Nine on-the-fence Republicans issued a letter after the rules package was released to say the proposed changes aren’t yet enough to win them over. More ominously, they warned that his recent commitments come “almost impossibly late to address continued deficiencies ahead of the opening of the 118th Congress on January 3rd.”
“Nothing changes when nothing changes, and that must start from the top. Time to make the change or get out of the way,” Freedom Caucus Chair Rep. Scott Perry (R-Pa.) tweeted on Sunday night.
The signatures on that letter included three incoming members who some House Republicans think could vote against McCarthy. One of them, Rep.-elect Anna Paulina Luna of Florida, told Steve Bannon on his podcast last week that she’s “gotten a lot of emails from people” urging her to oppose the California Republican and that “I do listen to what my constituents say.”
The additional names on the letter represent a fresh shot in the arm for McCarthy detractors, as speculation has swirled for weeks about who would publicly oppose the GOP leader besides the initial five. While some members waffled in private Freedom Caucus meetings about where their support stood, no others have stepped forward.
Meanwhile, it sparked frustration from McCarthy’s supporters, who questioned what else he’d have to offer his opponents in order to secure their votes.
“We’ve gone really, really far on a lot of fronts. … People can’t ask any more from him. He’s done everything he possibly can,” Rep. Brian Fitzpatrick (R-Pa.), the co-chair of the bipartisan Problem Solvers Caucus, said about McCarthy, whom he characterized as “not giving up.”
Bacon added that he thought McCarthy had “done enough” describing the negotiations so far as “unilateral concessions without getting anything back in return.” And while lawmakers expect that McCarthy might cut more, smaller deals before the speaker vote, some are warning that allowing just one member to force a vote to depose a speaker would be a step too far.
“That would have a lot of pushback,” Rep. Kelly Armstrong (R-N.D.) said about the possibility.
Still, some Republicans say there are members who have kept quiet but will publicly announce they oppose McCarthy the day of the vote, limiting his opportunities to win their support. Others have questioned whether the anti-McCarthy coalition is arranging to have more members vote against him on a second ballot, in an attempt to make the Californian look weaker.
And there’s speculation that other names besides Biggs, who has acted as a McCarthy opposition figurehead but is not mounting a real bid for the gavel, will emerge to challenge McCarthy.
“You’ll see that name tomorrow on the second ballot,” Good, one of McCarthy’s detractors, teased during a Fox News interview on Monday.
On the other side of the rebellion, McCarthy’s allies have launched multiple efforts to communicate their unwavering support — appearing on news shows, sending letters to the conference and donning “O.K.” pins that stand for “Only Kevin.” But other members said the move stunk of defensiveness, if not desperation.

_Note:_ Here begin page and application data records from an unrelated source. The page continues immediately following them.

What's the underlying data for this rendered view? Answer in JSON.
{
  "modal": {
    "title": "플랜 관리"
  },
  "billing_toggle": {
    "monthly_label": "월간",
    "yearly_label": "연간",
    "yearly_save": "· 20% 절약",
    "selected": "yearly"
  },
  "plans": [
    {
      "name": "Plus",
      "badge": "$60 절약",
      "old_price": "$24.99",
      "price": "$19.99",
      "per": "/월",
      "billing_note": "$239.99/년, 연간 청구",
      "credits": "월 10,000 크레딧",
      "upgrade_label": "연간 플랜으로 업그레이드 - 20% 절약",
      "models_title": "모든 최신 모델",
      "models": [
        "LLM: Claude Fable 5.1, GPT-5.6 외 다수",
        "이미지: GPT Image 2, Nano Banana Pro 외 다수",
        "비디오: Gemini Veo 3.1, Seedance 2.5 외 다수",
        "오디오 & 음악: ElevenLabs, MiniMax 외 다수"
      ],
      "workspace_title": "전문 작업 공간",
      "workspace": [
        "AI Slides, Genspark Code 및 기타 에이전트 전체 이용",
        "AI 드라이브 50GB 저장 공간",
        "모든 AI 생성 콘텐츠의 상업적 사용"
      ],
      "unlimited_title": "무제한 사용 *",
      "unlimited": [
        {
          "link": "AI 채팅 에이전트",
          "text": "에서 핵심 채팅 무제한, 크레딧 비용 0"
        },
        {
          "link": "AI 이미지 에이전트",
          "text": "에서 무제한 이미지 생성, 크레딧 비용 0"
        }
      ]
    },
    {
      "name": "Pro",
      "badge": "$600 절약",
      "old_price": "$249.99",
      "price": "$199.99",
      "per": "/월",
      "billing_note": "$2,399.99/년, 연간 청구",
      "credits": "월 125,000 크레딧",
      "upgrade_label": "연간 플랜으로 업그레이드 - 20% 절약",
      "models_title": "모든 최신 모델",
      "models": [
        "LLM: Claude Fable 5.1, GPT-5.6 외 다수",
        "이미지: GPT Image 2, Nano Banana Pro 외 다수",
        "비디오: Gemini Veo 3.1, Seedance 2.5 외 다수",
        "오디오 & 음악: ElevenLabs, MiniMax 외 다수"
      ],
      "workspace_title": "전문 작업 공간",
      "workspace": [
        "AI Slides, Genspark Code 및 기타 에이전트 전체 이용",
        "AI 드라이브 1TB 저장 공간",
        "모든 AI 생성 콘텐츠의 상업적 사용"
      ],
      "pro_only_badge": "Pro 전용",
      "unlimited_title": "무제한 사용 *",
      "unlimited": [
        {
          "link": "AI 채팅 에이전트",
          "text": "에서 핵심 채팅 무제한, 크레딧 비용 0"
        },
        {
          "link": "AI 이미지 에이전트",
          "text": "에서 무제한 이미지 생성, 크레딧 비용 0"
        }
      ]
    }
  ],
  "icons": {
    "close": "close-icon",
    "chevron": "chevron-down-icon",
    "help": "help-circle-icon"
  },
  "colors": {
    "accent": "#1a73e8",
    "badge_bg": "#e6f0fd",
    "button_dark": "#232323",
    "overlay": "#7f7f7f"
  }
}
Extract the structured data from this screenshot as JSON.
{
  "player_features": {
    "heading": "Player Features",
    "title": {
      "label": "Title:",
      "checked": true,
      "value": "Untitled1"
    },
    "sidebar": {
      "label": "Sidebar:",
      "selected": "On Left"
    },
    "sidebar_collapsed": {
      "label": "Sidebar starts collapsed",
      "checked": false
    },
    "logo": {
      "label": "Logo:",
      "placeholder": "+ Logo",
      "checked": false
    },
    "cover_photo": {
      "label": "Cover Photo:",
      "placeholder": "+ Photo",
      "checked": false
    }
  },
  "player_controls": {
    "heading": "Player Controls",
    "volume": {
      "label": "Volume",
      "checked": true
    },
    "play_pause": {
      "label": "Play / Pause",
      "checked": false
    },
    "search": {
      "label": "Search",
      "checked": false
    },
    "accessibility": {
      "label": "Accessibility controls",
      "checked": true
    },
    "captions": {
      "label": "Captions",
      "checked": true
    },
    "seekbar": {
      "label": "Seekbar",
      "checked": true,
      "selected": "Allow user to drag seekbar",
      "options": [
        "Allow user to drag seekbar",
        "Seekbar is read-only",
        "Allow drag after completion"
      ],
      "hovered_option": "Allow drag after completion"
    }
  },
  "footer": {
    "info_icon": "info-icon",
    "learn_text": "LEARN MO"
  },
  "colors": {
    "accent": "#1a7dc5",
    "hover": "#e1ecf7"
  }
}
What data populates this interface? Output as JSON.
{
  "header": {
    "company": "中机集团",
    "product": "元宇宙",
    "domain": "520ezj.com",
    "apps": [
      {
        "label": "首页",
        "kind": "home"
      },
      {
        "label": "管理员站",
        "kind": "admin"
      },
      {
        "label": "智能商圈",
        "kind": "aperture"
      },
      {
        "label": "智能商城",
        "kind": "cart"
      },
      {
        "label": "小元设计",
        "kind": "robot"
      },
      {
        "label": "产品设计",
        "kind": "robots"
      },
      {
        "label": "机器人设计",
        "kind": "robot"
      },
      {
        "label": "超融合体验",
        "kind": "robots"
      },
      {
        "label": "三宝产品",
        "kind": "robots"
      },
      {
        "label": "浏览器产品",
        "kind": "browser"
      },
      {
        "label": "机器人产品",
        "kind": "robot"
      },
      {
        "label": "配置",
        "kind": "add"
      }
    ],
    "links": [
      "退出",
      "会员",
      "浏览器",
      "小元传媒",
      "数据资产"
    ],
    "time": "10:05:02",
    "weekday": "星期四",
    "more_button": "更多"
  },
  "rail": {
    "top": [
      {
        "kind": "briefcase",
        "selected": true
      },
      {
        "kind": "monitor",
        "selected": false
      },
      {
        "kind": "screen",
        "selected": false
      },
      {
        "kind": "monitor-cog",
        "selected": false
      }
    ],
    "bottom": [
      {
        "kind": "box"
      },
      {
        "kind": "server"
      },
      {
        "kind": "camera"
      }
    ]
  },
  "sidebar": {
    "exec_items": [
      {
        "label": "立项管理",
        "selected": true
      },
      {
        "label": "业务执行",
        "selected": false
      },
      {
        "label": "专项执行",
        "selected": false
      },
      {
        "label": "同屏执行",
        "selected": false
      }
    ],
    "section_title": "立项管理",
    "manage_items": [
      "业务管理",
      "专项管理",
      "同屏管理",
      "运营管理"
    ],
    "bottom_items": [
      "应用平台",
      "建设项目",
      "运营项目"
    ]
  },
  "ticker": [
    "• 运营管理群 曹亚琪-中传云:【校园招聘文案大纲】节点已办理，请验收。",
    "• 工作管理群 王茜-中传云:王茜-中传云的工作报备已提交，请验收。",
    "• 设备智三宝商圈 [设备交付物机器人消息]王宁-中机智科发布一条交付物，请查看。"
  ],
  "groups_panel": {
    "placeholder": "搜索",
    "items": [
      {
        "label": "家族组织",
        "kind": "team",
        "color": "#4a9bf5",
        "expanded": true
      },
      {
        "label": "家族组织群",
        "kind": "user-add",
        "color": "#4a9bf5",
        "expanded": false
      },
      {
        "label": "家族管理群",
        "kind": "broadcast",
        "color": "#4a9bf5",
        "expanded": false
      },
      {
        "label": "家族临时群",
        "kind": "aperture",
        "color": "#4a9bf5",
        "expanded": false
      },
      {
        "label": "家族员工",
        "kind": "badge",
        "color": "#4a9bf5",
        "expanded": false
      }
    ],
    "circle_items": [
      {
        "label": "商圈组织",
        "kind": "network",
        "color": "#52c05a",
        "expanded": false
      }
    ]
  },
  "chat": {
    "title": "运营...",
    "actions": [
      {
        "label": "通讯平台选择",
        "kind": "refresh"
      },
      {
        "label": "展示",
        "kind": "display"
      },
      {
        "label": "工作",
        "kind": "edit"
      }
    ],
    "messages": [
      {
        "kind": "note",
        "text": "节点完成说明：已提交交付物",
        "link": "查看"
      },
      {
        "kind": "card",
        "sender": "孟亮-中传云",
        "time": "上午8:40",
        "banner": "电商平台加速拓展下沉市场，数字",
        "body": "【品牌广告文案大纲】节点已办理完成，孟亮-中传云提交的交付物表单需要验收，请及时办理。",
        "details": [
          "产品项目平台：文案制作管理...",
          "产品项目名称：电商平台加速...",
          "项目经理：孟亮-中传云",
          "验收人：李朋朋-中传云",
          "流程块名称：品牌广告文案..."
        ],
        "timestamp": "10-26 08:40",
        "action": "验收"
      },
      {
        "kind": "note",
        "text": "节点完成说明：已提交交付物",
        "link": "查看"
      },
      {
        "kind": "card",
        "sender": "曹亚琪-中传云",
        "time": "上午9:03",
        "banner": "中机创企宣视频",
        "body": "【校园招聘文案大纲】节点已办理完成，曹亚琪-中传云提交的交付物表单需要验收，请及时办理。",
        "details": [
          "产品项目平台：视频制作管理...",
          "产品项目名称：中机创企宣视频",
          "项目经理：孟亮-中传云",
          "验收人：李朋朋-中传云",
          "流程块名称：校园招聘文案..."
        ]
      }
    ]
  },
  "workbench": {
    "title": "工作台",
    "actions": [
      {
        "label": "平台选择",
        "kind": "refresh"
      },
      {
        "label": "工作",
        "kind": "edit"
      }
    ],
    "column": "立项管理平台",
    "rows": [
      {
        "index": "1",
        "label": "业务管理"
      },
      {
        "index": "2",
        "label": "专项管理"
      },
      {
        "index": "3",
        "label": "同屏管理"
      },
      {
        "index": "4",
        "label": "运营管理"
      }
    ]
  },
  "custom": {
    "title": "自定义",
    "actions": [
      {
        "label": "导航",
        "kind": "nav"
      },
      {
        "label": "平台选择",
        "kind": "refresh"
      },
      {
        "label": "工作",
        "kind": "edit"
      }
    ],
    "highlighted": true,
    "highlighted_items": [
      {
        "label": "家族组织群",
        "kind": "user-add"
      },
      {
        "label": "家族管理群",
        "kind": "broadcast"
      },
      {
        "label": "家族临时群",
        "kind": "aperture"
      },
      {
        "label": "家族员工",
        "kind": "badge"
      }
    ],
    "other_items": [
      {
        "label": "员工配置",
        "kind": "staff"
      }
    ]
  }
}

Democratic leaders, meanwhile, aren’t looking to make it any easier on McCarthy. They’ve told their members not to miss any ballots, which would have lowered the number of votes the GOP leader needed, and to vote for the incoming minority leader, Rep. Hakeem Jeffries (D-N.Y.).
Some Republicans say McCarthy should make a deal to persuade about a dozen Democrats to leave the floor after several ballots, allowing him to skate through despite a handful of opponents among his own conference. Others, like Bacon, have floated that if conservatives block McCarthy, they could work with a band of centrist Democrats to elect a more moderate Republican instead.
But after weeks of behind-the-scenes drama, Republicans say they are ready to take the fight to the floor.
“We’re negotiating with Jell-O,” Armstrong said. ”It’s just time to start voting and keep voting.”